> [Try it]: Look through the entries below. Say how many lines include "desc", with nothing added.

[Data for analysis]

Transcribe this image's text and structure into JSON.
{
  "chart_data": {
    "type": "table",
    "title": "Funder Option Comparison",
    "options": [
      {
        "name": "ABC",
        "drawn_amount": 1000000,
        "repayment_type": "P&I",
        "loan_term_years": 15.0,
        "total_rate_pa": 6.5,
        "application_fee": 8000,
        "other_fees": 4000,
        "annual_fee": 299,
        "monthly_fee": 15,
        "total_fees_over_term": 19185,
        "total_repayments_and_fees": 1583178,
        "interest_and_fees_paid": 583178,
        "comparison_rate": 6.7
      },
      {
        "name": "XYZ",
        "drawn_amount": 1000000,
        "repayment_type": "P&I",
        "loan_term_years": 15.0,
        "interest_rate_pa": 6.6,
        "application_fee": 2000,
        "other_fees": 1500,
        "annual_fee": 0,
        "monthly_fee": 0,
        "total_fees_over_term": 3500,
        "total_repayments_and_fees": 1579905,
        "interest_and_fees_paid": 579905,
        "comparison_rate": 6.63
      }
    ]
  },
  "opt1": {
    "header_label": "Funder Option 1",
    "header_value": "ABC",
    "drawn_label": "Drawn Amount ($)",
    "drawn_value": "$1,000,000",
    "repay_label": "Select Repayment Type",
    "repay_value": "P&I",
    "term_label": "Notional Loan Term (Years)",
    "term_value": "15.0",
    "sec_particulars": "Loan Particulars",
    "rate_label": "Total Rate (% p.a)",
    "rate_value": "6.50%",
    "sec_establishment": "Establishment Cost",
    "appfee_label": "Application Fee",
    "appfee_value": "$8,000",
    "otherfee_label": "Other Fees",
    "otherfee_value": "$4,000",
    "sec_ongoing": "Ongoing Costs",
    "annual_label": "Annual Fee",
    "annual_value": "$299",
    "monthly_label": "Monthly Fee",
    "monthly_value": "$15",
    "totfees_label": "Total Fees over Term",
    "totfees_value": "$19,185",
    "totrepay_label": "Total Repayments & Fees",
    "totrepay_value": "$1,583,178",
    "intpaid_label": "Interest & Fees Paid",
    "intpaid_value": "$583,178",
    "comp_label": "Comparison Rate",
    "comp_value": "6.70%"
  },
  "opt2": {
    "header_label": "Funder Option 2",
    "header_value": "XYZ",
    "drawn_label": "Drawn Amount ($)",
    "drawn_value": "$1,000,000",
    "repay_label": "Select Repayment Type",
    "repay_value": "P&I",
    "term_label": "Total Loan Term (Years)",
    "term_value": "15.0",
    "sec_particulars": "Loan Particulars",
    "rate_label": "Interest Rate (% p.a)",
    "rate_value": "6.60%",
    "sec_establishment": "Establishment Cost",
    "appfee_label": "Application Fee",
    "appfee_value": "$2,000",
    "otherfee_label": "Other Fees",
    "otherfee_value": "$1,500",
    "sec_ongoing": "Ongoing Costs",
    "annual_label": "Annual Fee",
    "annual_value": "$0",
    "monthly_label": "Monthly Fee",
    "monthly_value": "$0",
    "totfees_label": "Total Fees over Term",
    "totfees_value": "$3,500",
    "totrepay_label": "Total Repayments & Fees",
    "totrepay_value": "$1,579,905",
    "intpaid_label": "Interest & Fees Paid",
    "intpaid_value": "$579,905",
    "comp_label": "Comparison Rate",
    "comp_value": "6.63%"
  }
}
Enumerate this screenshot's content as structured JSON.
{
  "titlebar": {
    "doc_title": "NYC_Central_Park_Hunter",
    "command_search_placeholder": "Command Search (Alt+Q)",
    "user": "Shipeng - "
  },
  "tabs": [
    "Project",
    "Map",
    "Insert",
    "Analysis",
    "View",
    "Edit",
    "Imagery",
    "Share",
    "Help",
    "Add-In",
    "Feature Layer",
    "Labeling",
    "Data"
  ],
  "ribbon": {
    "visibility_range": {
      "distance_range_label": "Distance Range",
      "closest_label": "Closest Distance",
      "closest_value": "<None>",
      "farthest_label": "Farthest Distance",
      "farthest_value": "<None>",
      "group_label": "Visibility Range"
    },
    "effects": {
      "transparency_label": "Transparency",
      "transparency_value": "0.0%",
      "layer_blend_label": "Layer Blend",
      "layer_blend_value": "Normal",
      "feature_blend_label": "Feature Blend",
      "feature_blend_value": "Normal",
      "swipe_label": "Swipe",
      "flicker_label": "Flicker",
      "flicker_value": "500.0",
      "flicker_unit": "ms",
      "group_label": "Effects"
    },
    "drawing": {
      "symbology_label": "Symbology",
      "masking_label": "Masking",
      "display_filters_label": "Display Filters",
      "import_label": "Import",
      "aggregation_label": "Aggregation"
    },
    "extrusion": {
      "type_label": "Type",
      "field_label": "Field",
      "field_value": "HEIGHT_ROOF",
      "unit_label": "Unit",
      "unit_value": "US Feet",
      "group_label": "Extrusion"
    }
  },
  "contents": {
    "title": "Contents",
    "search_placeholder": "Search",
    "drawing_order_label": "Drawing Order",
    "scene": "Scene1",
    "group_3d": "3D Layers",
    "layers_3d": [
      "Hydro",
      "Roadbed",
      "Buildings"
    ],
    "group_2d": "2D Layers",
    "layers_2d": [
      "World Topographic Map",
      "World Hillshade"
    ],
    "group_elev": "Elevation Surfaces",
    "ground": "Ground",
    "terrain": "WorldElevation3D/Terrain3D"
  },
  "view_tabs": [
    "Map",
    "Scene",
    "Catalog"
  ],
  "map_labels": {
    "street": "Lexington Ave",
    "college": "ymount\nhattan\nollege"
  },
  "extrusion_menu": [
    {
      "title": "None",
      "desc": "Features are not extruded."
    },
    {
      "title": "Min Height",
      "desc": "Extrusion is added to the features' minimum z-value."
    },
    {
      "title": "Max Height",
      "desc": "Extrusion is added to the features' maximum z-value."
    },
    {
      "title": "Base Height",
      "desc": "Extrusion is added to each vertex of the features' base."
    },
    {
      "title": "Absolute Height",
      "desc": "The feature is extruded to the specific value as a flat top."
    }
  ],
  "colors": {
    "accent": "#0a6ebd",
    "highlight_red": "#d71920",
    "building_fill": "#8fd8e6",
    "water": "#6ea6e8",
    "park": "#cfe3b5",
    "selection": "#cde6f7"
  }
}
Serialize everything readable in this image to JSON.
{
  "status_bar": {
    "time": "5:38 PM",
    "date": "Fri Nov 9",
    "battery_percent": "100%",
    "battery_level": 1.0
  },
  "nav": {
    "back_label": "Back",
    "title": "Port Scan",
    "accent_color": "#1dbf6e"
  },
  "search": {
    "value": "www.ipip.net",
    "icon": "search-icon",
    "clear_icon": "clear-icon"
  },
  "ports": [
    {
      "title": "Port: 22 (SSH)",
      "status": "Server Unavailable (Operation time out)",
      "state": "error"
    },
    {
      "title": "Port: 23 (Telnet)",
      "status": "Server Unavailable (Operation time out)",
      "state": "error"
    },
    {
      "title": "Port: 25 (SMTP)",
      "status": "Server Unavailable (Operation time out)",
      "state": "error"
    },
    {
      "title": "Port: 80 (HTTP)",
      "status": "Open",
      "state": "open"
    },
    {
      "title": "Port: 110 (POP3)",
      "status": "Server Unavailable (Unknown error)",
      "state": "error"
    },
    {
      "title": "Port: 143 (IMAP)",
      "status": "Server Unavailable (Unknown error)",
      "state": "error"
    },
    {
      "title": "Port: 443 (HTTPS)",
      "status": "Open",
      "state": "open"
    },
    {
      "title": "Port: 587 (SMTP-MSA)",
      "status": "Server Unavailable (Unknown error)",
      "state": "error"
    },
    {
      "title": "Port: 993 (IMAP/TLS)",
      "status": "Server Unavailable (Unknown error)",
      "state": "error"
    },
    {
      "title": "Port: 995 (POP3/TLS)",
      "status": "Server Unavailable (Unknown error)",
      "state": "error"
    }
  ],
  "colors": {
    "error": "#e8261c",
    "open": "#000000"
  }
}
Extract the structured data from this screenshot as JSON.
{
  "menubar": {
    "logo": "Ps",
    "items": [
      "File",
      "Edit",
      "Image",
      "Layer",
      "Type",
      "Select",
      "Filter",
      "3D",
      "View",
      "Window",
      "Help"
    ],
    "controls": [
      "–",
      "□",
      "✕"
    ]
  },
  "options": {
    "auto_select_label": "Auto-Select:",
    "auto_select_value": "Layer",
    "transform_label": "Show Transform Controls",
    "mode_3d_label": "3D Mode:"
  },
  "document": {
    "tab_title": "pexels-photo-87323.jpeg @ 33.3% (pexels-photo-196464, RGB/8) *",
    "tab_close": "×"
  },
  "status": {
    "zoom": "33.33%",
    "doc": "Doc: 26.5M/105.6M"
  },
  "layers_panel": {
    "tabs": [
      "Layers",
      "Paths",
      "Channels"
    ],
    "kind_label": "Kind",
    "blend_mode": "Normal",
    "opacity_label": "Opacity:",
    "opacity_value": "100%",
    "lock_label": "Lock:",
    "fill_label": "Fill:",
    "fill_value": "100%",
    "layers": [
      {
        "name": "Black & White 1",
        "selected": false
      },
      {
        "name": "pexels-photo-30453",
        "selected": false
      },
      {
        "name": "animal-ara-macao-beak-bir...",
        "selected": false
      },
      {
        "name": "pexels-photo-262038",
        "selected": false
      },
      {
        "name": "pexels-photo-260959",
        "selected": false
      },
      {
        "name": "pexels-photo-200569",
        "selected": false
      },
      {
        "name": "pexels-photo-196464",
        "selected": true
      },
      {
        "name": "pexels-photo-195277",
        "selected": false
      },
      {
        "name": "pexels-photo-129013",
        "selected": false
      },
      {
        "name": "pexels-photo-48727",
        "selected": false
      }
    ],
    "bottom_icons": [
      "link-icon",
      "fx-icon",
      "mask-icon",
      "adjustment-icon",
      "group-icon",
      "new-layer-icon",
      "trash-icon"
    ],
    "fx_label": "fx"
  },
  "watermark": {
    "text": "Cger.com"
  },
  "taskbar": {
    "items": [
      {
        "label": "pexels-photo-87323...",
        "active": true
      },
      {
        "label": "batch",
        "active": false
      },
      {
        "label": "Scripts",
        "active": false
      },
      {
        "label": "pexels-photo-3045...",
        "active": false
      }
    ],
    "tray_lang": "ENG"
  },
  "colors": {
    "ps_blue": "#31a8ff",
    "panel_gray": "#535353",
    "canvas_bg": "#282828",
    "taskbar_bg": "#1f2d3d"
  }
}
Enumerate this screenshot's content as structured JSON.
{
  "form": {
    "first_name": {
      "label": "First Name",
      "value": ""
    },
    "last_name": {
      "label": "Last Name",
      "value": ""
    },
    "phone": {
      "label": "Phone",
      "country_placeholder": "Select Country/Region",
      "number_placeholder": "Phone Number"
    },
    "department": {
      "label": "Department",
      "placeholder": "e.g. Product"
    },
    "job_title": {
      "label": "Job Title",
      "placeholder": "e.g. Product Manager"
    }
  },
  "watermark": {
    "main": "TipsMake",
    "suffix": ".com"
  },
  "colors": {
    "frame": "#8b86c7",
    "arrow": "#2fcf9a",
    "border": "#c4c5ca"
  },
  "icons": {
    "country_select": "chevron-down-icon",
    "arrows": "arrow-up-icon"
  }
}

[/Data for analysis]

> [Response to this exercise]: 5